**About this exercise**
Search the data below for the word "value" and report how many lines contain it, with no added words.

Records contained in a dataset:
───

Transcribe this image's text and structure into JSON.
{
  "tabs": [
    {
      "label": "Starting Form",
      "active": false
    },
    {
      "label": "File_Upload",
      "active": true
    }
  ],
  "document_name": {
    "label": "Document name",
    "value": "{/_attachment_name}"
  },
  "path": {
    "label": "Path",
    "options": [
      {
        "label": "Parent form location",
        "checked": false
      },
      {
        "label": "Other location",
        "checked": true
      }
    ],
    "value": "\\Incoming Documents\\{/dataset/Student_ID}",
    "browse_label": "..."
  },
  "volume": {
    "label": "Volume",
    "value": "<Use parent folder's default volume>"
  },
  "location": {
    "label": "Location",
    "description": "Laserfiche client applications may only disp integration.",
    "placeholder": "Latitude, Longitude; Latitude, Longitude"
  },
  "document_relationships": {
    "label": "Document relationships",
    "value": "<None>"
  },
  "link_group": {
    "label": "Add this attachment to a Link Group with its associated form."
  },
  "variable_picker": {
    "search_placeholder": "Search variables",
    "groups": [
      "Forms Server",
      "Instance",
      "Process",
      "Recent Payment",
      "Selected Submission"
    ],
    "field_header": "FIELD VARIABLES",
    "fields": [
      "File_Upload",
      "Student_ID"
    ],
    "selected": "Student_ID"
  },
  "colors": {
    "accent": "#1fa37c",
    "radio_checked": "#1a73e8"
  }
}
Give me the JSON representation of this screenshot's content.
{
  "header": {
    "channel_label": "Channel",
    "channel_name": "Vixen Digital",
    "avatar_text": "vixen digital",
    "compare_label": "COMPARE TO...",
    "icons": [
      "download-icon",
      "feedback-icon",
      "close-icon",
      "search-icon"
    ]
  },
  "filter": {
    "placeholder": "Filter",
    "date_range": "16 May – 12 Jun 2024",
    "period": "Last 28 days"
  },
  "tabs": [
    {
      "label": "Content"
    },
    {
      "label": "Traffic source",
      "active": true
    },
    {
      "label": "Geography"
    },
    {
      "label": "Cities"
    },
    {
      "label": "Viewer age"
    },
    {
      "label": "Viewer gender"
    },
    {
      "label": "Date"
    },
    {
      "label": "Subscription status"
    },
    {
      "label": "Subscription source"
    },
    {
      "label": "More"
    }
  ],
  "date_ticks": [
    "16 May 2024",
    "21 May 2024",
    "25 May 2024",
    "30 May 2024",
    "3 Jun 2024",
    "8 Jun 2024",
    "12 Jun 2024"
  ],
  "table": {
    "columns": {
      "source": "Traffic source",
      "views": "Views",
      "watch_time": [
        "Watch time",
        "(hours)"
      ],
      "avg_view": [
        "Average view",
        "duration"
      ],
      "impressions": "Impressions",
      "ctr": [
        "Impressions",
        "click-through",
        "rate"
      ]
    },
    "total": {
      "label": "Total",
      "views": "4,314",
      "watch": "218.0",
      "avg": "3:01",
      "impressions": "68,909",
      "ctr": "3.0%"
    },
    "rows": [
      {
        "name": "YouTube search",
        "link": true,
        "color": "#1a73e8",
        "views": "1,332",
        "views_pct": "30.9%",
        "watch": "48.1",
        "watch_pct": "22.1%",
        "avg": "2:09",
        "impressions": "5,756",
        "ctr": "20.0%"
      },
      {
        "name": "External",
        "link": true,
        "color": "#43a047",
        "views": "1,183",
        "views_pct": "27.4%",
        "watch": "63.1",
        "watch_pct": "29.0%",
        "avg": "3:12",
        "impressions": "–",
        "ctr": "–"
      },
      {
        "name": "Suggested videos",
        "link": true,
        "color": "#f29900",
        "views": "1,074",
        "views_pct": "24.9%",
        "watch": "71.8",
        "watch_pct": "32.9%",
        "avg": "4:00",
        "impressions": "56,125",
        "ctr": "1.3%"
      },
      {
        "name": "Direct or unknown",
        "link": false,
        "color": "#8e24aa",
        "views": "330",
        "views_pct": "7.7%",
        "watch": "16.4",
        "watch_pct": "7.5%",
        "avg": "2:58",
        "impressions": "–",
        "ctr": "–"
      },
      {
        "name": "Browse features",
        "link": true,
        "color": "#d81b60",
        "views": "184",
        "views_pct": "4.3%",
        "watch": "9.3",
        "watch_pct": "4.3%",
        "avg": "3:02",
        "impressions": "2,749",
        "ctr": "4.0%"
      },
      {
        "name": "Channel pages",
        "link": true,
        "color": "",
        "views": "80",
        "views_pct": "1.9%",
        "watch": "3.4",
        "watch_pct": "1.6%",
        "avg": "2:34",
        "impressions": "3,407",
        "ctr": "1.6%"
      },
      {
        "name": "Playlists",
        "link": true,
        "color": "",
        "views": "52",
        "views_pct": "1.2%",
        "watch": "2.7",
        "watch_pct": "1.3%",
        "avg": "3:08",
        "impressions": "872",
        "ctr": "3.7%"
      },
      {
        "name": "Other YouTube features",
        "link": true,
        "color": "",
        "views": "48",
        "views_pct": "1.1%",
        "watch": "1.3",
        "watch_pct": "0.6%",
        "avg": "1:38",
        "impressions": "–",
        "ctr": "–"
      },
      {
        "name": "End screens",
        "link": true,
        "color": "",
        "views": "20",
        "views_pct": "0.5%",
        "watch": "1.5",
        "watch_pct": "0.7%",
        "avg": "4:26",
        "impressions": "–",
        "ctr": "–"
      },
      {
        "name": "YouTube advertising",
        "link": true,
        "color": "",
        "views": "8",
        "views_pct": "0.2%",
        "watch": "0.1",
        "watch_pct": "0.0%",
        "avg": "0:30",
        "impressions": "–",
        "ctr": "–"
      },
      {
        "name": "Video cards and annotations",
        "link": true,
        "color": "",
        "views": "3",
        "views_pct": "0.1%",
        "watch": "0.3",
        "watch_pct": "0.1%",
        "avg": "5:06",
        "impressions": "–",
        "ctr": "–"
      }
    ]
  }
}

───

**Exercise response**
4